Although it was eventually quashed, Maoists have since regrouped and asserted control over vast swathes of central and eastern India. The movement is made up of Marxist ideologues from well-to-do families and poor, lower-caste and tribal combatants, all of whom seek to overthrow what they say is a "semi-feudal" system. But the Indian government considers them a "terrorist" group.
Back in 2010, we were moving from one underground guerrilla conference in the jungles of Bihar state to another in Jharkhand state.
Although a far cry from the dazzling skyscrapers and shopping malls that tower over Indian cities, the camps erected for these conferences were impressive for their grandeur and impermanence.
Trails connected by rainbow bunting led to tents - there were rooms for the combatants, a conference room, a medical tent, a tailor's tent, a "computer room" and a kitchen.
There were also cubicles with latrine pits even though there were no toilets in the surrounding villages. These secret cities could be dismantled in a couple of hours, leaving no trace that could be detected by the untrained eye.
Life in the guerrilla armies was meant to be devoid of the social hierarchies entrenched in Indian society, creating a casteless, classless microcosm of the utopian community they were fighting for.
Material differences were to be erased, gender hierarchies eliminated and the division between mental and manual labour broken down. Individuals became "Comrades" and were reborn with new names that were stripped of caste and class. Cooking rotas involved both men and women; and while lower-level cadres learnt to read, leaders dug latrine pits.
But over the years, these Maoists have been reduced to a ragtag army, desperately trying to survive while focusing on their military strategy at the expense of fighting for social justice.
Today, the guerrilla strongholds are surrounded by team of Indian security forces with names such as Jharkhand Jaguars, COBRA and Greyhounds - they have all been trained in jungle warfare to fight the guerrillas using their own tactics.
Human rights activists allege that the counterinsurgency operations also aim to clear the region of its tribal inhabitants so that the government and private corporations can extract lucrative minerals - coal, iron ore, bauxite. Mining contracts and other licenses have been granted to several domestic and multinational companies. But historic laws that protect the forests and tribal lands stand in their way.
The guerrillas try to defend their territory with guns stolen from the police and rudimentary land mines, which are laid under dirt tracks to deter security forces. They use flash devices from cameras to make detonators and cow urine to makes explosives.
But they are down to less than 10,000 soldiers and they are facing the might of the Indian government's security apparatus. So their movements are increasingly strangled.
Roads are being built and power cables are being installed in India's tribal hinterlands which, for decades after independence, had only dirt tracks and no electricity. The new infrastructure will ease the entry and movement of security forces.

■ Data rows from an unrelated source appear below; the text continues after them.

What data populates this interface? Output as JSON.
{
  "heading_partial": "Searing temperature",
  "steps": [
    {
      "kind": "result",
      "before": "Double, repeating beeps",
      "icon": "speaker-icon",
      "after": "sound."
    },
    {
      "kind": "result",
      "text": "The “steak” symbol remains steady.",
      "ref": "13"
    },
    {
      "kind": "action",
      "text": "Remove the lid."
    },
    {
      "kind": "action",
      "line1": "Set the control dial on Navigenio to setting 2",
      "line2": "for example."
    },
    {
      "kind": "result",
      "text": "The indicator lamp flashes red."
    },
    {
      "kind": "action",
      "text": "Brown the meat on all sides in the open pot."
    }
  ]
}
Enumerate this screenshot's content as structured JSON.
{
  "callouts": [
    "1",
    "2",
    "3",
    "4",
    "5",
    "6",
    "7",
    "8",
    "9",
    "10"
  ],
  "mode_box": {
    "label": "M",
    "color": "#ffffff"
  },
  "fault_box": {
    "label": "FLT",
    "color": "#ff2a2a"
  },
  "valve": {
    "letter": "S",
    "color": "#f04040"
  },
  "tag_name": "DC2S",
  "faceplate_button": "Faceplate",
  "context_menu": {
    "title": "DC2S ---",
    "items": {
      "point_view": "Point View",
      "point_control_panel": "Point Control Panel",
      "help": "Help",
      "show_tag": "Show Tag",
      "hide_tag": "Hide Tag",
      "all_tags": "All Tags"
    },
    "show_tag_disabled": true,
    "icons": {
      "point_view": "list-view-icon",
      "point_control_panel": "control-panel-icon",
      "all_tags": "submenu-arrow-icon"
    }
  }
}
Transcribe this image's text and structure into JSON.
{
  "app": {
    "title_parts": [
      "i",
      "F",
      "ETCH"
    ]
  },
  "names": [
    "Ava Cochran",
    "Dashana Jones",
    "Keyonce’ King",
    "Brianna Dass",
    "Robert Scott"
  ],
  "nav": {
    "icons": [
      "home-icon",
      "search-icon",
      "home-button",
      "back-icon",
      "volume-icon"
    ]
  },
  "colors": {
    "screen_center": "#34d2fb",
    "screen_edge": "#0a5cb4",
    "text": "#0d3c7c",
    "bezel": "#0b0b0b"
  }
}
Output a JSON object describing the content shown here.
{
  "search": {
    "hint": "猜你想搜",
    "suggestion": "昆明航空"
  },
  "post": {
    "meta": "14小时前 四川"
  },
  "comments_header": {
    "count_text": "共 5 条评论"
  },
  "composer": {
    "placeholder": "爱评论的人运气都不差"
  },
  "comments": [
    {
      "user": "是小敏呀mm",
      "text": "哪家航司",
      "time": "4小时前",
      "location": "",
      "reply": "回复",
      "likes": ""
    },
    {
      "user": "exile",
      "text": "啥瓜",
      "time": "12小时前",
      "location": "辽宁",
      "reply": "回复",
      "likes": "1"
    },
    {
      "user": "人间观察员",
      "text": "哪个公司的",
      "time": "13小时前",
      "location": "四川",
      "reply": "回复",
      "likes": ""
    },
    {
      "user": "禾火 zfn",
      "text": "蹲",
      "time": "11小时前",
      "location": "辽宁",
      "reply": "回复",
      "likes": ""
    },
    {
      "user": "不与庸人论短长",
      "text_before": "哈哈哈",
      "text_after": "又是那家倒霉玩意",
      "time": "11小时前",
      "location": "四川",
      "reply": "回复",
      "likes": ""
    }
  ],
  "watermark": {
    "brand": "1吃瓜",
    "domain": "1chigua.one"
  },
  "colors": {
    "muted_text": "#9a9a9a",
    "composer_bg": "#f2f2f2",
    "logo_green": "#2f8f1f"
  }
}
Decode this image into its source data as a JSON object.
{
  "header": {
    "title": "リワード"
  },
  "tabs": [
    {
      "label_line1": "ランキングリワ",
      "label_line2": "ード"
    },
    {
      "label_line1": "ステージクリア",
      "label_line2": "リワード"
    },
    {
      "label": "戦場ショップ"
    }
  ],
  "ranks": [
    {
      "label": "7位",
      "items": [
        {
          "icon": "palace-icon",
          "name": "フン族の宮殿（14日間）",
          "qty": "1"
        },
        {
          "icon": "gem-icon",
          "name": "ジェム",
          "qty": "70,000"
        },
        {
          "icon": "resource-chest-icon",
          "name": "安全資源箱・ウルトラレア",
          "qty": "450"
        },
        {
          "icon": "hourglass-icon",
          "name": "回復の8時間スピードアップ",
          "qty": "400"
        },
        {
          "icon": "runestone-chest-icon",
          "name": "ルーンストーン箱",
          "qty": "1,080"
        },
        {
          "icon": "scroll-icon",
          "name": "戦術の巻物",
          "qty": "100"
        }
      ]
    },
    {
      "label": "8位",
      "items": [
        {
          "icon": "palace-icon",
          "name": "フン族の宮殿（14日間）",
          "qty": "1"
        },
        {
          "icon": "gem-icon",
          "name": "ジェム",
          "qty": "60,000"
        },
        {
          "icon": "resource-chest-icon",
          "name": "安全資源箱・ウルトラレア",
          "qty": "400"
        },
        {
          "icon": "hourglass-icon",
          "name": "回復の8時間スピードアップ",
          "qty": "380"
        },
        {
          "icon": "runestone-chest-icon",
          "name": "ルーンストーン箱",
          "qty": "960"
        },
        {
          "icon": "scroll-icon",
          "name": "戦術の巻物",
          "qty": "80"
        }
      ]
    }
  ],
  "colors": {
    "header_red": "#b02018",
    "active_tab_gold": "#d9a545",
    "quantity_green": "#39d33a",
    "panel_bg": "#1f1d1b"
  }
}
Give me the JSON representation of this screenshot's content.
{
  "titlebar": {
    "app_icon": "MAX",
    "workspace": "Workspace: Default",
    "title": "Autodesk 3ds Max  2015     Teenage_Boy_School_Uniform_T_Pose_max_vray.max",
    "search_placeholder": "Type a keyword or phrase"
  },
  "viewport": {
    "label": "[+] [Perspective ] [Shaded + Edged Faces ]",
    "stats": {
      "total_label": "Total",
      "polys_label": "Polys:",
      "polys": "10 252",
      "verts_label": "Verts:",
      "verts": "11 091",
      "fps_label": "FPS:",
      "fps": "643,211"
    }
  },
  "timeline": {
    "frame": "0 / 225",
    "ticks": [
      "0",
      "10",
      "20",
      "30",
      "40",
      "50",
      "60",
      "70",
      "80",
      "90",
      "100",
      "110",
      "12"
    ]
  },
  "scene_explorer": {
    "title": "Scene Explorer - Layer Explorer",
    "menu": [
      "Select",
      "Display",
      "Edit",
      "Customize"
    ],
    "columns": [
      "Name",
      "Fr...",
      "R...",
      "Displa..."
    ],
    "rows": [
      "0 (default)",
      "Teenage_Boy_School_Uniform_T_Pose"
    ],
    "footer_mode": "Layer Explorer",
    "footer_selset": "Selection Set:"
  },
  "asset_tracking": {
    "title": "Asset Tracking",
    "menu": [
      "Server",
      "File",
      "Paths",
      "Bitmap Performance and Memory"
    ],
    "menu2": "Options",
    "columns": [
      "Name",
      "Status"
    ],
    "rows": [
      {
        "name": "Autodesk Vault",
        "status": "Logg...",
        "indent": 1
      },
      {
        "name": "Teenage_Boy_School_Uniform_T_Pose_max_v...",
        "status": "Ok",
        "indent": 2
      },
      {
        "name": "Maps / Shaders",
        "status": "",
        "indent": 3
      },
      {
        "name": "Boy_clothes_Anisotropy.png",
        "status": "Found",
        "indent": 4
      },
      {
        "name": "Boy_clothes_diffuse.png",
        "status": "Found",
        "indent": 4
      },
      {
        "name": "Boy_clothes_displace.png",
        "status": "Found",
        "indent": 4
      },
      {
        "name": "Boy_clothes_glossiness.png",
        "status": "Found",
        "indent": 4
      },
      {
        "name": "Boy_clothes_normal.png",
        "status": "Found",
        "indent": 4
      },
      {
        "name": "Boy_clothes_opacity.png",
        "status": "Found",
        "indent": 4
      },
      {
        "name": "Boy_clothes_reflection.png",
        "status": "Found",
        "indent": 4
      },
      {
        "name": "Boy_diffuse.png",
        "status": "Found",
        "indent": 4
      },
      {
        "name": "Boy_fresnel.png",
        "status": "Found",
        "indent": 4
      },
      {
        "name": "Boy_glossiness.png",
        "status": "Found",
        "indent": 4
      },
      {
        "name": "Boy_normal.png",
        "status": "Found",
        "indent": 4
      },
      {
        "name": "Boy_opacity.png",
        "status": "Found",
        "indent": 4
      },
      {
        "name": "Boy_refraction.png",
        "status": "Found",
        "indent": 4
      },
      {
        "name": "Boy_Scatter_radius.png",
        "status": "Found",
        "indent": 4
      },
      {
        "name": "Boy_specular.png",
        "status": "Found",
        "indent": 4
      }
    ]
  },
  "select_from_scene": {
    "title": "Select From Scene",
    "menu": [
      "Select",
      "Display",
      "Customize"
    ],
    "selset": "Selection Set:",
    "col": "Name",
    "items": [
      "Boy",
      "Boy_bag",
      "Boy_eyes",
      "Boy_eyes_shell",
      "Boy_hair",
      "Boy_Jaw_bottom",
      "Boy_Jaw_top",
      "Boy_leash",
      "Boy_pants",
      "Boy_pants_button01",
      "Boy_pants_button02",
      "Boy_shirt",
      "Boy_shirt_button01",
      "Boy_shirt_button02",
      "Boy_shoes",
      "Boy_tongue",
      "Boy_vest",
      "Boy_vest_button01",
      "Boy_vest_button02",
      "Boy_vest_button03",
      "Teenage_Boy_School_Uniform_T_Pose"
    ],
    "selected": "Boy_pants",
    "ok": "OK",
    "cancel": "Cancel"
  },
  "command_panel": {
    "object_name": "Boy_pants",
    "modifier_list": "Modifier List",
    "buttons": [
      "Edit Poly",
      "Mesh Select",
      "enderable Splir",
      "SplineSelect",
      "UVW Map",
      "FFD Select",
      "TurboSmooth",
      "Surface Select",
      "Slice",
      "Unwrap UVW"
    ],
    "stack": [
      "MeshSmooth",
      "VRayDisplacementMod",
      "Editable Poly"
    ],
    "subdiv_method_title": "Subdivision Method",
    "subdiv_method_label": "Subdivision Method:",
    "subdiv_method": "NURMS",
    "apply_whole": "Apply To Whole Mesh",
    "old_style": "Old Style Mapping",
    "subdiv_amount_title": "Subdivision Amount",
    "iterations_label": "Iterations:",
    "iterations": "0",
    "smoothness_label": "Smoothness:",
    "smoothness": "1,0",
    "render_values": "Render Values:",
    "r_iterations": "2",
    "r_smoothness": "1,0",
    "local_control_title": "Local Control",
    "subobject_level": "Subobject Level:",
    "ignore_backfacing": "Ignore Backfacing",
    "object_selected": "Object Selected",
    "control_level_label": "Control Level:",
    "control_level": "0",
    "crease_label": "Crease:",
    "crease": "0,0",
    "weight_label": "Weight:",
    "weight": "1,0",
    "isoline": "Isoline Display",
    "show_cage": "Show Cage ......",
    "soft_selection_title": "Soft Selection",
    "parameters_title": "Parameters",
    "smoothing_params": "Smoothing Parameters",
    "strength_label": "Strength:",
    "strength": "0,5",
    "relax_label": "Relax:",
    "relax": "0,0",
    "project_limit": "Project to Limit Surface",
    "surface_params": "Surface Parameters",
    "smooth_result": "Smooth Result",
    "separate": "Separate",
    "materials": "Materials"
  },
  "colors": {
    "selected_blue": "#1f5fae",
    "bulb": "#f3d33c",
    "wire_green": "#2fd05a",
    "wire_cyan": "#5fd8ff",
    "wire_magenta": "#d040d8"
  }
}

The circumstances are ripe for the formation of renegades, betraying and corrupting the insurgents from within. In the last six years, 6,000 so-called Naxalites have surrendered, according to the South Asia Terrorist Portal. But human rights activists have said that many of them are Adivasi tribals who were allegedly coerced by the police.
In Jharkhand alone, 4,000 Adivasis who were charged for being Naxalites, have been in prison for years on end without trial. Many of the guerrillas I met have since been arrested or killed.
But the Naxalite movement has survived against all odds, resurfacing each time the state assumed it had been snuffed out.
Alpa Shah, who teaches anthropology at the London School of Economics, is the author, most recently, of Nightmarch: Among India's Revolutionary Guerrillas